If this sounds like hyperbole, it shouldn’t. Poll after poll continues to show that the American people are absolutely fed up with Washington and the institution that is Congress. Liberals may retort by saying the American people actually want Congress enacting more laws, but that’s really a clever reading of public polls that suggest people are looking for a reprieve (even a temporary one) from an ever-expanding federal government.
The fact is that Congress does need intractability. With the exception of a few targeted pieces of legislation, Congress really needs just to lie low.
There are certainly pressing issues like entitlement reform that warrant immediate and ambitious reforms, but it’s obvious to everyone that as long as Senator Harry Reid (D-NV) is the Majority Leader and President Obama is in the White House, any meaningful reforms will need to be shelved until there is bold conservative representation that is absolutely dedicated to shaking the status quo.
This, however, does not mean that the American people should not sound the alarm in the meantime because of reckless federal spending and the cozy relationship between the political and special interest classes.
We have a $17 trillion deficit and a federal government that has only gotten bigger regardless of which party is in power.
Sadly, our government is still largely controlled by special interests, lobbyists and consultants. Need proof? Look at the farm bill. This Frankenstein of a bill cobbles together subsidies for farmers and the wealthy, including Bruce Springsteen, under the guise of helping America’s hungry.
And despite the ascent of the tea party, lawmakers are sadly still beholden to the powerful forces that fill their campaign fund coffers.
But this doesn’t mean that conservatives in Congress simply need to give up.
Again, on specific and targeted issues, conservatives should be leading the charge for ideas that empower the American people, not bureaucrats. We know these ideas are a reality. At the Heritage Action for America Conservative Policy Summit, lawmaker after lawmaker talked about common-sense solutions that the American people could easily support.
A good example of this is education reform–the need to drastically alter the broken education system through greater accountability, transparency and choice. At the summit, liberal commentator and Fox News contributor Juan Williams joined Heritage’s Lindsey Burke to talk about the benefits of school choice.
If we continue to elevate these important issues, more and more Americans will surely recognize that Washington is not only broken, but in serious need of new leadership. Congress enjoys an approval rating at a record low of 9 percent.

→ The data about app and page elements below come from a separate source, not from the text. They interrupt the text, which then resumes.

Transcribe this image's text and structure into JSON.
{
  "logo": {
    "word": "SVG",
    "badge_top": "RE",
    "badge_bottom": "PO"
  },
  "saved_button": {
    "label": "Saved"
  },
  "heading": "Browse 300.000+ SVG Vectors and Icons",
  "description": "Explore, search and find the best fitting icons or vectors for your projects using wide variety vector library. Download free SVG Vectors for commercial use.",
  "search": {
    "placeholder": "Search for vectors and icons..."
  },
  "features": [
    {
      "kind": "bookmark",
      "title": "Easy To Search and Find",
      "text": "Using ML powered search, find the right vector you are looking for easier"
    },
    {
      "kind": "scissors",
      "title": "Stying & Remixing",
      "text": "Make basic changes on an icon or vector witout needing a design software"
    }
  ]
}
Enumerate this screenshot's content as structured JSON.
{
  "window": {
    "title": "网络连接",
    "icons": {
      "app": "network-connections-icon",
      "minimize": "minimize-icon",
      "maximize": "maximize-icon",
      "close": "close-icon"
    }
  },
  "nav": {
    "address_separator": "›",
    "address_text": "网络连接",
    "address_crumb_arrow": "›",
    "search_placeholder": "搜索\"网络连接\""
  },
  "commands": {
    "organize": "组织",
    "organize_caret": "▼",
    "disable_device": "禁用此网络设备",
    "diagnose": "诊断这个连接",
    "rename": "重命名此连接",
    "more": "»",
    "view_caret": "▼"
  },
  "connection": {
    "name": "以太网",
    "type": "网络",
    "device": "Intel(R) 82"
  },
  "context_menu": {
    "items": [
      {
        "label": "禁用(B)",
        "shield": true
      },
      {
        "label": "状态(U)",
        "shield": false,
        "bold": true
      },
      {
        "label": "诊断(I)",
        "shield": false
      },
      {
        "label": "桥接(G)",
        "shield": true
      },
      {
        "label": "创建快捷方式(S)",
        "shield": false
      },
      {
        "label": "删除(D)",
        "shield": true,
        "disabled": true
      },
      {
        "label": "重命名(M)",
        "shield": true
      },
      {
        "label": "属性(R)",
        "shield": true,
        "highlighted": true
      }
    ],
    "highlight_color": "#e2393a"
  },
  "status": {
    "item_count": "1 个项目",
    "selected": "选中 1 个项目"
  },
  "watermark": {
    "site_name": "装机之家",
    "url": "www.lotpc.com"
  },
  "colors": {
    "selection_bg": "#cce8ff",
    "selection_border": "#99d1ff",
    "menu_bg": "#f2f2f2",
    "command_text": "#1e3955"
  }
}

Some may describe the current state of affairs as gridlock, but the truth is that this actually resembles more of what our Founding Fathers envisioned when designing our democratic republic grounded in the idea of the “consent of the governed.”
Intractability in defense of liberty is most certainly virtuous.